**What the exercise asks:** Wherever a line below holds the word "this", copy that line.

**Extracted information:**
-------------------------

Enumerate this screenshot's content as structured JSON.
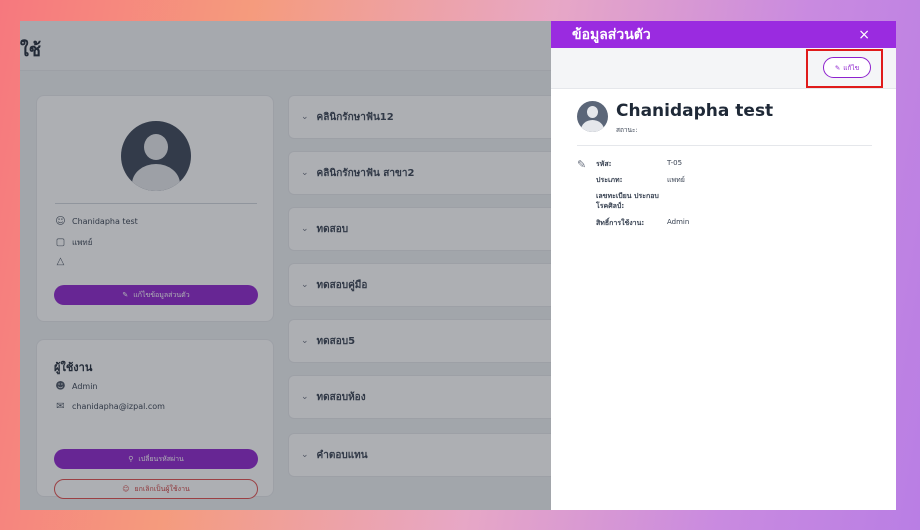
{
  "background_page": {
    "title_partial": "ใช้",
    "profile_card": {
      "name": "Chanidapha test",
      "role": "แพทย์",
      "edit_profile_button": "แก้ไขข้อมูลส่วนตัว"
    },
    "user_card": {
      "heading": "ผู้ใช้งาน",
      "permission": "Admin",
      "email": "chanidapha@izpal.com",
      "change_password_button": "เปลี่ยนรหัสผ่าน",
      "cancel_user_button": "ยกเลิกเป็นผู้ใช้งาน"
    },
    "clinics": [
      {
        "label": "คลินิกรักษาฟัน12"
      },
      {
        "label": "คลินิกรักษาฟัน สาขา2"
      },
      {
        "label": "ทดสอบ"
      },
      {
        "label": "ทดสอบคู่มือ"
      },
      {
        "label": "ทดสอบ5"
      },
      {
        "label": "ทดสอบห้อง"
      },
      {
        "label": "คำตอบแทน"
      }
    ]
  },
  "panel": {
    "title": "ข้อมูลส่วนตัว",
    "close_label": "×",
    "edit_button_label": "แก้ไข",
    "name": "Chanidapha test",
    "status_label": "สถานะ:",
    "fields": [
      {
        "label": "รหัส:",
        "value": "T-05"
      },
      {
        "label": "ประเภท:",
        "value": "แพทย์"
      },
      {
        "label": "เลขทะเบียน ประกอบโรคศิลป์:",
        "value": ""
      },
      {
        "label": "สิทธิ์การใช้งาน:",
        "value": "Admin"
      }
    ]
  },
  "colors": {
    "accent_purple": "#9a2be0",
    "button_purple": "#8e22ce",
    "highlight_red": "#e01b1b"
  }
}
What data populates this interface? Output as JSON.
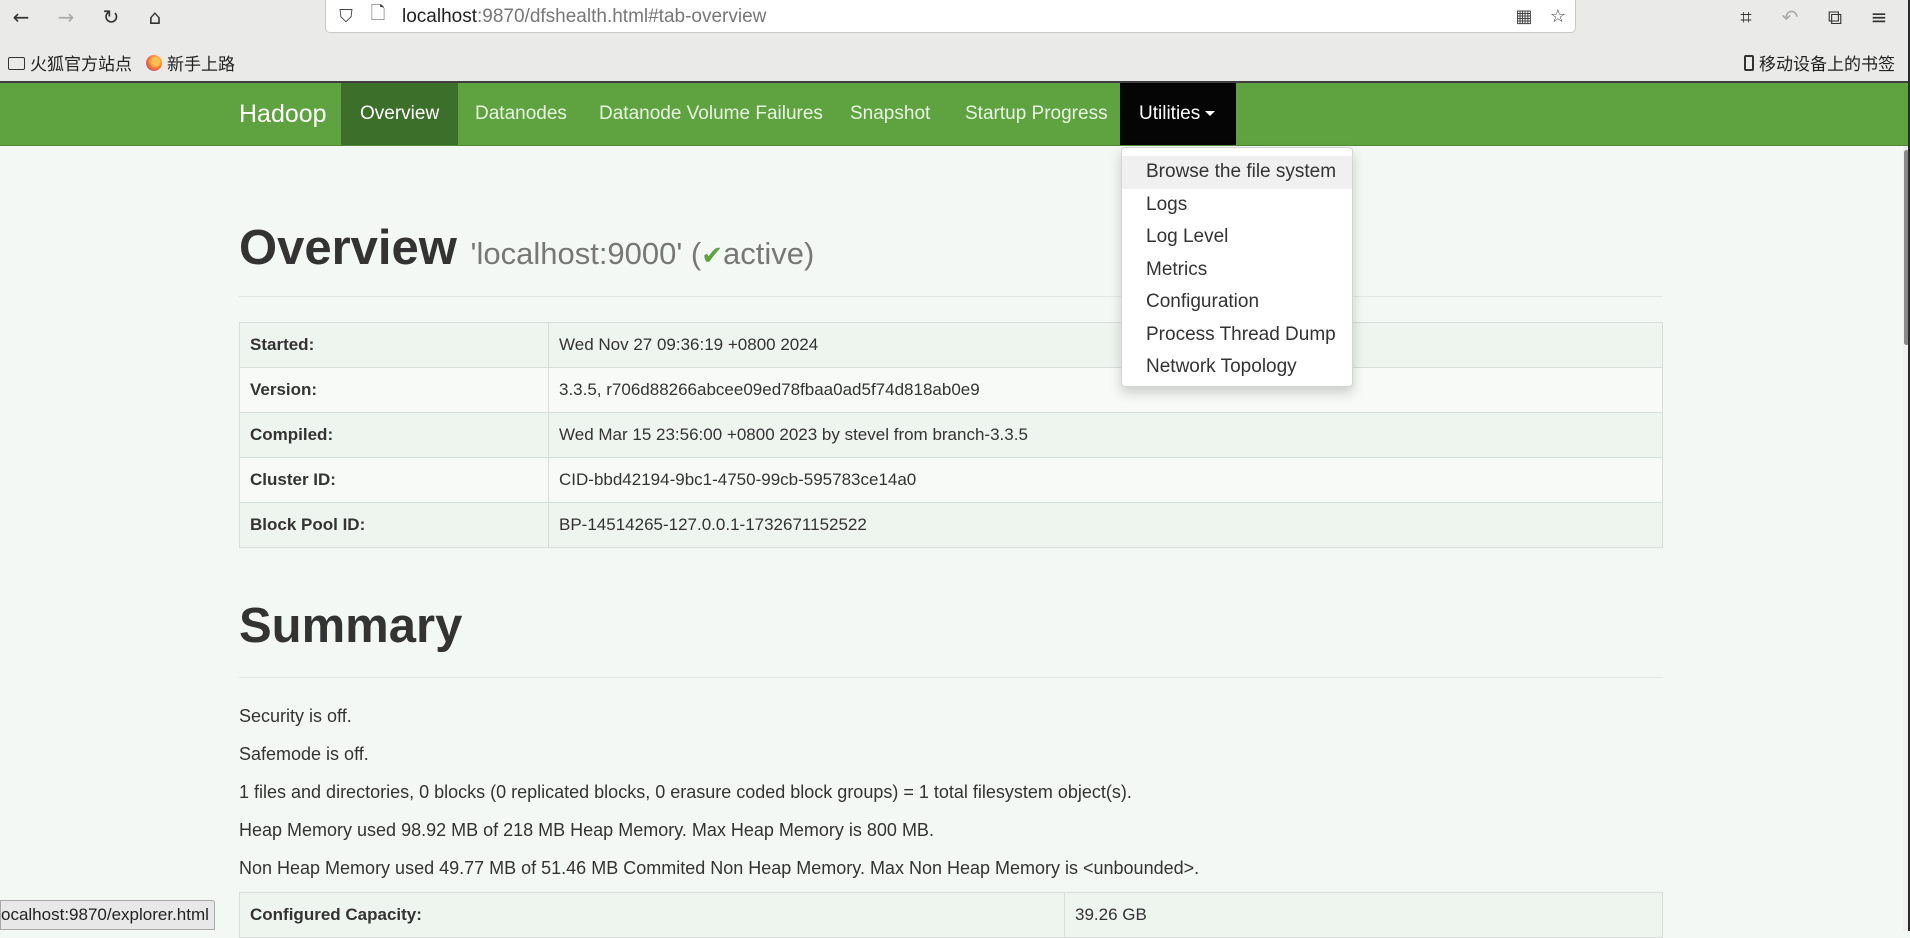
{
  "browser": {
    "url_host": "localhost",
    "url_rest": ":9870/dfshealth.html#tab-overview",
    "bookmarks": [
      "火狐官方站点",
      "新手上路"
    ],
    "mobile_bookmarks": "移动设备上的书签",
    "status_url": "ocalhost:9870/explorer.html"
  },
  "navbar": {
    "brand": "Hadoop",
    "items": [
      "Overview",
      "Datanodes",
      "Datanode Volume Failures",
      "Snapshot",
      "Startup Progress",
      "Utilities"
    ],
    "accent_color": "#5fa341"
  },
  "utilities_menu": [
    "Browse the file system",
    "Logs",
    "Log Level",
    "Metrics",
    "Configuration",
    "Process Thread Dump",
    "Network Topology"
  ],
  "overview": {
    "title": "Overview",
    "host": "'localhost:9000' (",
    "check": "✔",
    "state": "active)",
    "rows": [
      {
        "key": "Started:",
        "value": "Wed Nov 27 09:36:19 +0800 2024"
      },
      {
        "key": "Version:",
        "value": "3.3.5, r706d88266abcee09ed78fbaa0ad5f74d818ab0e9"
      },
      {
        "key": "Compiled:",
        "value": "Wed Mar 15 23:56:00 +0800 2023 by stevel from branch-3.3.5"
      },
      {
        "key": "Cluster ID:",
        "value": "CID-bbd42194-9bc1-4750-99cb-595783ce14a0"
      },
      {
        "key": "Block Pool ID:",
        "value": "BP-14514265-127.0.0.1-1732671152522"
      }
    ]
  },
  "summary": {
    "title": "Summary",
    "lines": [
      "Security is off.",
      "Safemode is off.",
      "1 files and directories, 0 blocks (0 replicated blocks, 0 erasure coded block groups) = 1 total filesystem object(s).",
      "Heap Memory used 98.92 MB of 218 MB Heap Memory. Max Heap Memory is 800 MB.",
      "Non Heap Memory used 49.77 MB of 51.46 MB Commited Non Heap Memory. Max Non Heap Memory is <unbounded>."
    ],
    "table": [
      {
        "key": "Configured Capacity:",
        "value": "39.26 GB"
      }
    ]
  }
}
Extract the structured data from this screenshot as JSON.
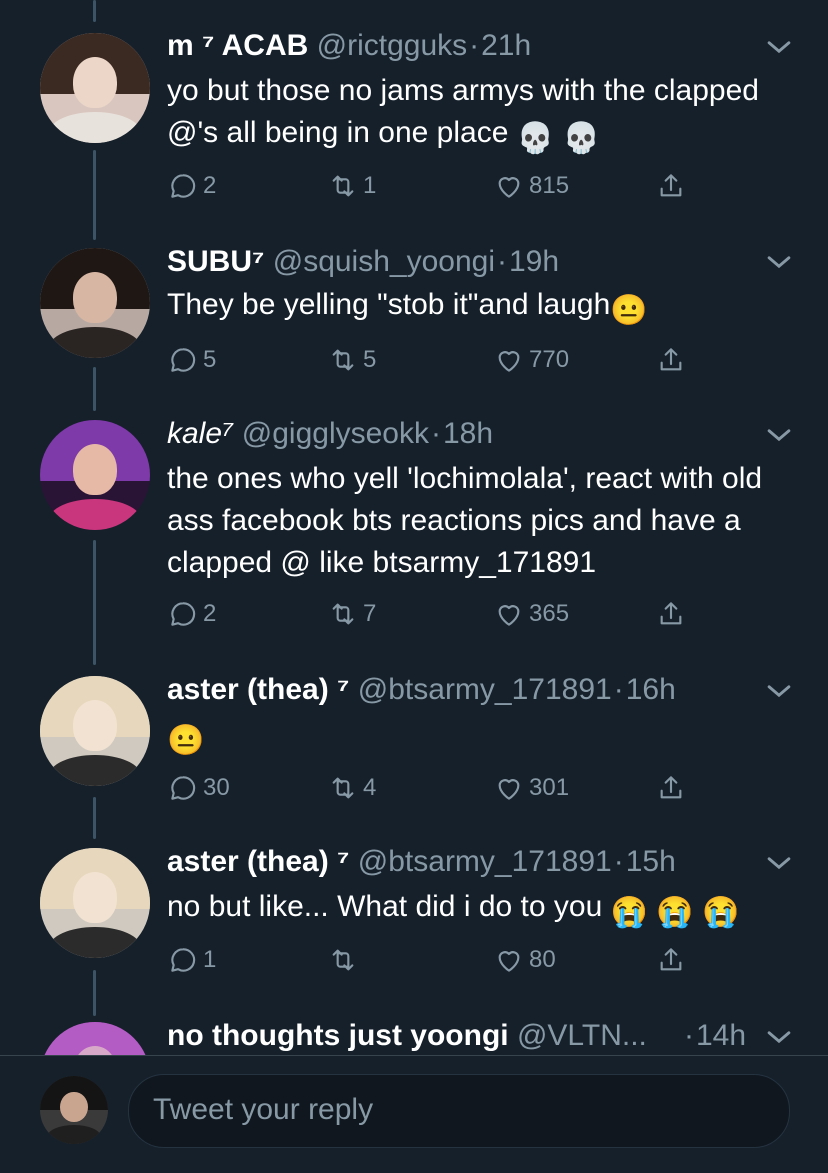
{
  "tweets": [
    {
      "name": "m ⁷ ACAB",
      "handle": "@rictgguks",
      "time": "21h",
      "text": "yo but those no jams armys with the clapped @'s all being in one place",
      "emojis": [
        "💀",
        "💀"
      ],
      "replies": "2",
      "retweets": "1",
      "likes": "815",
      "avatar_colors": {
        "bg": "#d9c6bf",
        "hair": "#3b2a22",
        "face": "#ecd6c8",
        "body": "#e8e2dc"
      }
    },
    {
      "name": "SUBU⁷",
      "handle": "@squish_yoongi",
      "time": "19h",
      "text": "They be yelling \"stob it\"and laugh",
      "emojis": [
        "😐"
      ],
      "replies": "5",
      "retweets": "5",
      "likes": "770",
      "avatar_colors": {
        "bg": "#b7a9a2",
        "hair": "#1e1714",
        "face": "#d7b6a4",
        "body": "#2a2423"
      }
    },
    {
      "name": "kale⁷",
      "handle": "@gigglyseokk",
      "time": "18h",
      "text": "the ones who yell 'lochimolala', react with old ass facebook bts reactions pics and have a clapped @ like btsarmy_171891",
      "emojis": [],
      "replies": "2",
      "retweets": "7",
      "likes": "365",
      "avatar_colors": {
        "bg": "#2a1436",
        "hair": "#7d3aa8",
        "face": "#e6b8a6",
        "body": "#c9367d"
      }
    },
    {
      "name": "aster (thea) ⁷",
      "handle": "@btsarmy_171891",
      "time": "16h",
      "text": "",
      "emojis": [
        "😐"
      ],
      "replies": "30",
      "retweets": "4",
      "likes": "301",
      "avatar_colors": {
        "bg": "#cfc9bf",
        "hair": "#e7d7bd",
        "face": "#f2e2d2",
        "body": "#2b2b2b"
      }
    },
    {
      "name": "aster (thea) ⁷",
      "handle": "@btsarmy_171891",
      "time": "15h",
      "text": "no but like... What did i do to you",
      "emojis": [
        "😭",
        "😭",
        "😭"
      ],
      "replies": "1",
      "retweets": "",
      "likes": "80",
      "avatar_colors": {
        "bg": "#cfc9bf",
        "hair": "#e7d7bd",
        "face": "#f2e2d2",
        "body": "#2b2b2b"
      }
    },
    {
      "name": "no thoughts just yoongi",
      "handle": "@VLTN...",
      "time": "14h",
      "text": "",
      "emojis": [],
      "replies": "",
      "retweets": "",
      "likes": "",
      "avatar_colors": {
        "bg": "#7a2f86",
        "hair": "#b35cc4",
        "face": "#d8a8c8",
        "body": "#5a2a6a"
      }
    }
  ],
  "reply_bar": {
    "placeholder": "Tweet your reply"
  },
  "colors": {
    "background": "#15202b",
    "secondary_text": "#8899a6",
    "thread_line": "#3d5466"
  },
  "icons": [
    "reply-icon",
    "retweet-icon",
    "like-icon",
    "share-icon",
    "chevron-down-icon"
  ]
}
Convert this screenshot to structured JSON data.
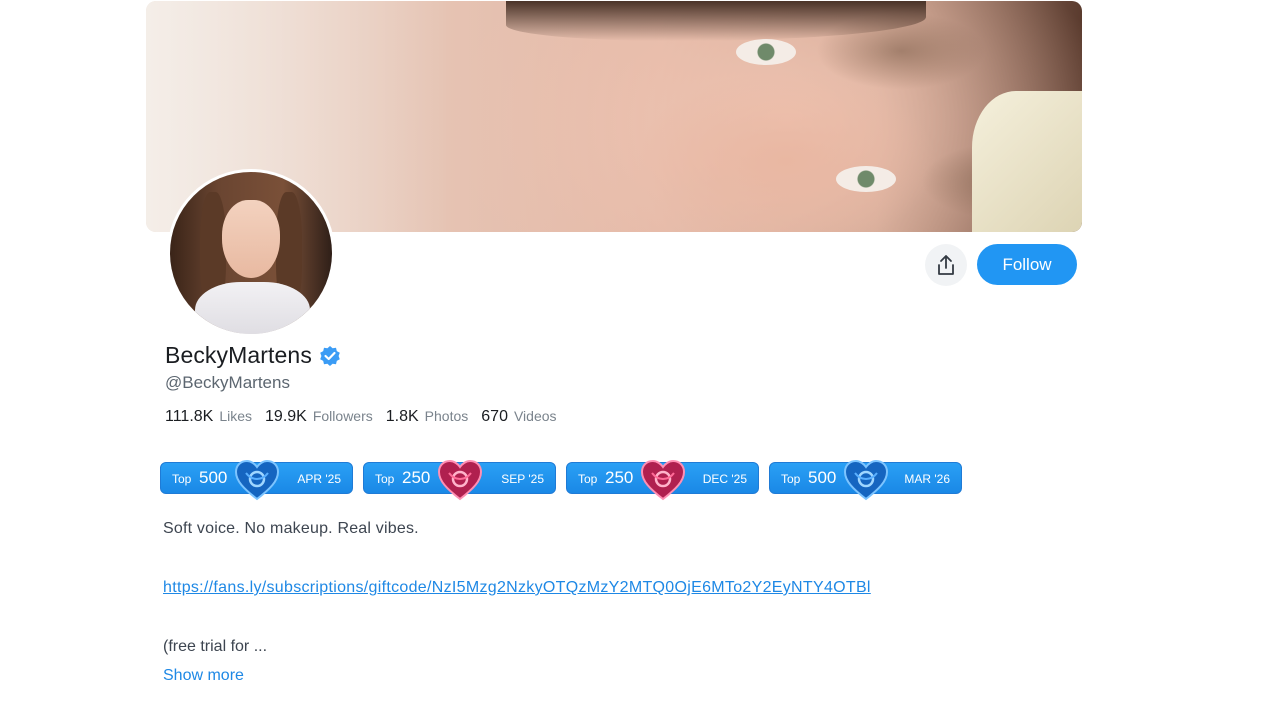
{
  "profile": {
    "display_name": "BeckyMartens",
    "handle": "@BeckyMartens",
    "verified_icon": "verified-badge-icon",
    "follow_label": "Follow",
    "share_icon": "share-icon"
  },
  "stats": [
    {
      "value": "111.8K",
      "label": "Likes"
    },
    {
      "value": "19.9K",
      "label": "Followers"
    },
    {
      "value": "1.8K",
      "label": "Photos"
    },
    {
      "value": "670",
      "label": "Videos"
    }
  ],
  "badges": [
    {
      "prefix": "Top",
      "rank": "500",
      "date": "APR '25",
      "heart": "blue"
    },
    {
      "prefix": "Top",
      "rank": "250",
      "date": "SEP '25",
      "heart": "pink"
    },
    {
      "prefix": "Top",
      "rank": "250",
      "date": "DEC '25",
      "heart": "pink"
    },
    {
      "prefix": "Top",
      "rank": "500",
      "date": "MAR '26",
      "heart": "blue"
    }
  ],
  "bio": {
    "line1": "Soft voice. No makeup. Real vibes.",
    "link": "https://fans.ly/subscriptions/giftcode/NzI5Mzg2NzkyOTQzMzY2MTQ0OjE6MTo2Y2EyNTY4OTBl",
    "line3": "(free trial for ...",
    "show_more": "Show more"
  },
  "colors": {
    "accent": "#2196f3",
    "link": "#1e88e5",
    "heart_blue": "#1a7fe0",
    "heart_pink": "#d6336c"
  }
}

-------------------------

**Solution to the exercise:**
Enumerate this screenshot's content as structured JSON.
What data populates this interface? Output as JSON.
Extract the structured data from this screenshot as JSON.
Convert this screenshot to structured JSON data.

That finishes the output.